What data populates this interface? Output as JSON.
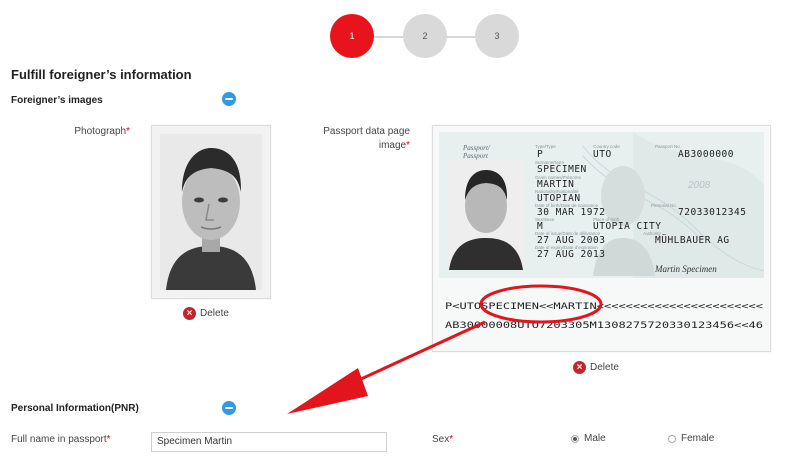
{
  "stepper": {
    "steps": [
      "1",
      "2",
      "3"
    ],
    "active": 1
  },
  "page_title": "Fulfill foreigner’s information",
  "images_section": {
    "title": "Foreigner’s images",
    "photograph_label": "Photograph",
    "passport_label_1": "Passport data page",
    "passport_label_2": "image",
    "required_mark": "*",
    "delete_label": "Delete"
  },
  "passport": {
    "doc_label": "Passport/\nPassport",
    "type": "P",
    "country": "UTO",
    "number": "AB3000000",
    "surname": "SPECIMEN",
    "given_names": "MARTIN",
    "nationality": "UTOPIAN",
    "date_of_birth": "30 MAR 1972",
    "personal_no": "72033012345",
    "sex": "M",
    "place_of_birth": "UTOPIA CITY",
    "date_of_issue": "27 AUG 2003",
    "authority": "MÜHLBAUER AG",
    "date_of_expiry": "27 AUG 2013",
    "signature": "Martin Specimen",
    "watermark_year": "2008",
    "mrz_line1": "P<UTOSPECIMEN<<MARTIN<<<<<<<<<<<<<<<<<<<<<<<",
    "mrz_line2": "AB30000008UTO7203305M1308275720330123456<<46"
  },
  "pnr_section": {
    "title": "Personal Information(PNR)",
    "full_name_label": "Full name in passport",
    "full_name_value": "Specimen Martin",
    "sex_label": "Sex",
    "sex_options": [
      "Male",
      "Female"
    ],
    "sex_selected": "Male"
  },
  "colors": {
    "accent": "#e8141c",
    "info_blue": "#2f9be8",
    "delete_red": "#c0262c"
  }
}
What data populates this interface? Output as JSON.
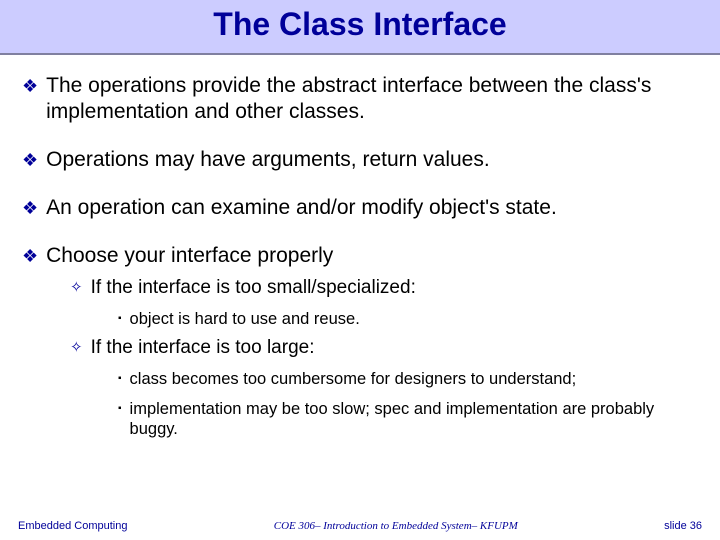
{
  "title": "The Class Interface",
  "bullets": [
    {
      "text": "The operations provide the abstract interface between the class's implementation and other classes.",
      "children": []
    },
    {
      "text": "Operations may have arguments, return values.",
      "children": []
    },
    {
      "text": "An operation can examine and/or modify object's state.",
      "children": []
    },
    {
      "text": "Choose your interface properly",
      "children": [
        {
          "text": "If the interface is too small/specialized:",
          "children": [
            {
              "text": "object is hard to use and reuse."
            }
          ]
        },
        {
          "text": "If the interface is too large:",
          "children": [
            {
              "text": "class becomes too cumbersome for designers to understand;"
            },
            {
              "text": "implementation may be too slow; spec and implementation are probably buggy."
            }
          ]
        }
      ]
    }
  ],
  "footer": {
    "left": "Embedded Computing",
    "center": "COE 306– Introduction to Embedded System– KFUPM",
    "right": "slide 36"
  },
  "markers": {
    "l1": "❖",
    "l2": "✧",
    "l3": "▪"
  }
}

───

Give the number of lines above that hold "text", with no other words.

9